Because who wants to work on a Sunday these days? That’s how things are nowadays, in Cham as well as in other places. He wrote his email after 11 p.m. because, as he reveals, he has to work between ten and fourteen hours a day, six days a week, due to a shortage of skilled workers, and he definitely doesn't feel like opening his restaurant on Sundays.

In the past, when the Cham paper factory produced around the clock and the church was still full, all the restaurants were well attended on Sundays,” the restaurateur continues. But it's no longer worth opening in Cham on a Sunday or even in the afternoon. “The wage costs, operating costs and so on usually exceed the income.”

Switch to the neighbouring town
If you want to eat in a restaurant on Sunday, you can also go to Hünenberg,” he recommends. “The Wart restaurant, the ‘Rössli’, the Wartstein and the ‘Rialto’, which is directly adjacent to Cham, are open.” Sonja Muff also knows the latter. “The ‘Rialto’ is great,” she admits. But it’s just not a Cham village inn.

The Café Luzia and the Umami Teahouse in Cham are also open on Sunday lunchtimes and afternoons. You can't order the Sunday roast there, but you can order other small delicacies. “Various soups, such as potato soup, ramen tofu or the soup of the day, a cheese and meat plate, our legendary sandwiches, breakfast and, of course, our ‘afternoon tea’ with delicious scones,” says operator Maya Bachmann.

Take advantage of gaps in the market
Thomas Peinhaupt operated his “Landhaus Steirereck” in the Gasthof Kreuz in Cham for almost nine years. “Apart from the Villette, ours was the only restaurant that was open on Sunday.” His restaurant was open all day except Tuesdays in the first year and a half. “And on Sundays even a few years longer. But there just wasn’t enough going on in the afternoon.” He has now been operating the “Rössli hü” in Root since April last year.

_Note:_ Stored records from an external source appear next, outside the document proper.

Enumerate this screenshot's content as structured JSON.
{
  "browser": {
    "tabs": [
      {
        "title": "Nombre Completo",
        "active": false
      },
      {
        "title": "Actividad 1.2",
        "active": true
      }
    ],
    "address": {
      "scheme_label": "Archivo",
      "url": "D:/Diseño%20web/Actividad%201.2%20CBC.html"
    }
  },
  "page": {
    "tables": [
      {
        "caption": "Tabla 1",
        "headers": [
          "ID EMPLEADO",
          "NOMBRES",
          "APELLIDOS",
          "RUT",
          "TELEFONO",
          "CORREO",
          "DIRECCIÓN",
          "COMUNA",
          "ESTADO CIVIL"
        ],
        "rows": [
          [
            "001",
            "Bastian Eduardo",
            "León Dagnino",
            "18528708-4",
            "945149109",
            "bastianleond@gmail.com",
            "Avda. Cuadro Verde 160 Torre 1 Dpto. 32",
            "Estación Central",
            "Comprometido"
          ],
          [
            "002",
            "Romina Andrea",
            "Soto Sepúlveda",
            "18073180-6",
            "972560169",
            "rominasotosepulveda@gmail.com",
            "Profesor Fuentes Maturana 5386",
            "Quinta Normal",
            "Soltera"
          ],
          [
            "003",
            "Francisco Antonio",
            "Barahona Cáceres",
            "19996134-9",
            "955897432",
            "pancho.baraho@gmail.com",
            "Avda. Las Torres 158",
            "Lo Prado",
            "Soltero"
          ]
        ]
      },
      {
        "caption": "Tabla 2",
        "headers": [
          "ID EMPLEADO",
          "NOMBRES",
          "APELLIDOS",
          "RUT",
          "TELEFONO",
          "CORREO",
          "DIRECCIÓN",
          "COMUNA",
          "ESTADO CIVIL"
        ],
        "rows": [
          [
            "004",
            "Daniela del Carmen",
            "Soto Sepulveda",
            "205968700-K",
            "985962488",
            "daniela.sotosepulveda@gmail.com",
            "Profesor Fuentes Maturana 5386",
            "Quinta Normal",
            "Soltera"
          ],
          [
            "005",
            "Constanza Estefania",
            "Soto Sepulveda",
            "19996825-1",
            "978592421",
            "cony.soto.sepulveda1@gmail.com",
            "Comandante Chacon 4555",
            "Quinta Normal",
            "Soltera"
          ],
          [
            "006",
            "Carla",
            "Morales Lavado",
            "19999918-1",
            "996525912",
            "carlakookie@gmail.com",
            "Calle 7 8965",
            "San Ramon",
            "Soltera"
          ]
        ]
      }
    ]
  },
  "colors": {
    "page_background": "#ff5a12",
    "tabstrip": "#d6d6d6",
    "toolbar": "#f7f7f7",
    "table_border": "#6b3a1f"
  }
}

I also run the only restaurant there that’s open on Sundays, and that’s a widespread problem.” But it's not just the shortage of staff, some innkeepers also like to have Sundays off. “It’s precisely because so many restaurants are closed on Sundays that I’m open,” he clarifies. “As a restaurateur, , you should offer what's missing in the town after making a location analysis.”